*** Opening Entries shown ***

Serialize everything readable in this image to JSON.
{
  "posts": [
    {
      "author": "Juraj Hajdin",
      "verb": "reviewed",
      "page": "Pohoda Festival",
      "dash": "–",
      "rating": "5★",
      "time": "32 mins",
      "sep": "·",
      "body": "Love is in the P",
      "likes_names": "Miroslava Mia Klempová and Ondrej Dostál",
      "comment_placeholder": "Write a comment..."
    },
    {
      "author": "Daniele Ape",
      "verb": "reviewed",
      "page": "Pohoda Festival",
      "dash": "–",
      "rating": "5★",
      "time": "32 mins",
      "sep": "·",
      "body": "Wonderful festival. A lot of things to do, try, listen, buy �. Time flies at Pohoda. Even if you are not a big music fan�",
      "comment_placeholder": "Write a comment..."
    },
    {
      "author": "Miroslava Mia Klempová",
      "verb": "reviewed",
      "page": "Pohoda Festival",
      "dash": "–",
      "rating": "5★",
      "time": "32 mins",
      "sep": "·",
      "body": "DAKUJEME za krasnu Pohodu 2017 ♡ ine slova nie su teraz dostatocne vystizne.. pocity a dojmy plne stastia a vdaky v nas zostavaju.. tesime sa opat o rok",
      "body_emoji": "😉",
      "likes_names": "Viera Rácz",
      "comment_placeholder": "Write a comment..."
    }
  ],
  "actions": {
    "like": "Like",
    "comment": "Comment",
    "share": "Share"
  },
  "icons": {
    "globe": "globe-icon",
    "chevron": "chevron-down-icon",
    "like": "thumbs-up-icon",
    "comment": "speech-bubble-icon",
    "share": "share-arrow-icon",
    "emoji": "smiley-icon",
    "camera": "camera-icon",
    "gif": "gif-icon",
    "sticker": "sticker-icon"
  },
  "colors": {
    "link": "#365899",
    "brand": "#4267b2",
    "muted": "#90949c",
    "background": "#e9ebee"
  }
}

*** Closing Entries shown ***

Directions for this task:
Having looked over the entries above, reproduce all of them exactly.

Result of the exercise:
Serialize everything readable in this image to JSON.
{
  "posts": [
    {
      "author": "Juraj Hajdin",
      "verb": "reviewed",
      "page": "Pohoda Festival",
      "dash": "–",
      "rating": "5★",
      "time": "32 mins",
      "sep": "·",
      "body": "Love is in the P",
      "likes_names": "Miroslava Mia Klempová and Ondrej Dostál",
      "comment_placeholder": "Write a comment..."
    },
    {
      "author": "Daniele Ape",
      "verb": "reviewed",
      "page": "Pohoda Festival",
      "dash": "–",
      "rating": "5★",
      "time": "32 mins",
      "sep": "·",
      "body": "Wonderful festival. A lot of things to do, try, listen, buy �. Time flies at Pohoda. Even if you are not a big music fan�",
      "comment_placeholder": "Write a comment..."
    },
    {
      "author": "Miroslava Mia Klempová",
      "verb": "reviewed",
      "page": "Pohoda Festival",
      "dash": "–",
      "rating": "5★",
      "time": "32 mins",
      "sep": "·",
      "body": "DAKUJEME za krasnu Pohodu 2017 ♡ ine slova nie su teraz dostatocne vystizne.. pocity a dojmy plne stastia a vdaky v nas zostavaju.. tesime sa opat o rok",
      "body_emoji": "😉",
      "likes_names": "Viera Rácz",
      "comment_placeholder": "Write a comment..."
    }
  ],
  "actions": {
    "like": "Like",
    "comment": "Comment",
    "share": "Share"
  },
  "icons": {
    "globe": "globe-icon",
    "chevron": "chevron-down-icon",
    "like": "thumbs-up-icon",
    "comment": "speech-bubble-icon",
    "share": "share-arrow-icon",
    "emoji": "smiley-icon",
    "camera": "camera-icon",
    "gif": "gif-icon",
    "sticker": "sticker-icon"
  },
  "colors": {
    "link": "#365899",
    "brand": "#4267b2",
    "muted": "#90949c",
    "background": "#e9ebee"
  }
}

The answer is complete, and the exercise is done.